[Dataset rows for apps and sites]
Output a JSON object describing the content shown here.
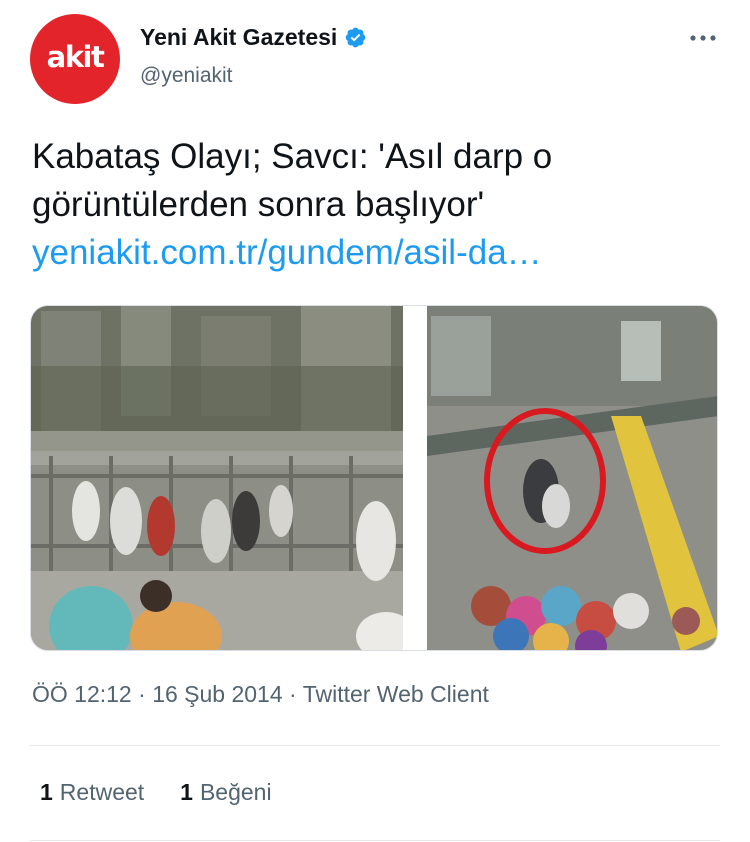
{
  "account": {
    "avatar_text": "akit",
    "display_name": "Yeni Akit Gazetesi",
    "handle": "@yeniakit",
    "verified": true
  },
  "tweet": {
    "text_line1": "Kabataş Olayı; Savcı: 'Asıl darp o",
    "text_line2": "görüntülerden sonra başlıyor'",
    "link": "yeniakit.com.tr/gundem/asil-da…"
  },
  "meta": {
    "time": "ÖÖ 12:12",
    "date": "16 Şub 2014",
    "client": "Twitter Web Client",
    "separator": "·"
  },
  "stats": {
    "retweets_count": "1",
    "retweets_label": "Retweet",
    "likes_count": "1",
    "likes_label": "Beğeni"
  },
  "colors": {
    "brand_red": "#e3242b",
    "link_blue": "#1d9bf0",
    "verified_blue": "#1d9bf0",
    "secondary_text": "#536471"
  },
  "icons": {
    "verified": "verified-badge-icon",
    "more": "more-options-icon"
  }
}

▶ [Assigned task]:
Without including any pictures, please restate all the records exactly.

▶ [Output below]:
Output a JSON object describing the content shown here.
{
  "account": {
    "avatar_text": "akit",
    "display_name": "Yeni Akit Gazetesi",
    "handle": "@yeniakit",
    "verified": true
  },
  "tweet": {
    "text_line1": "Kabataş Olayı; Savcı: 'Asıl darp o",
    "text_line2": "görüntülerden sonra başlıyor'",
    "link": "yeniakit.com.tr/gundem/asil-da…"
  },
  "meta": {
    "time": "ÖÖ 12:12",
    "date": "16 Şub 2014",
    "client": "Twitter Web Client",
    "separator": "·"
  },
  "stats": {
    "retweets_count": "1",
    "retweets_label": "Retweet",
    "likes_count": "1",
    "likes_label": "Beğeni"
  },
  "colors": {
    "brand_red": "#e3242b",
    "link_blue": "#1d9bf0",
    "verified_blue": "#1d9bf0",
    "secondary_text": "#536471"
  },
  "icons": {
    "verified": "verified-badge-icon",
    "more": "more-options-icon"
  }
}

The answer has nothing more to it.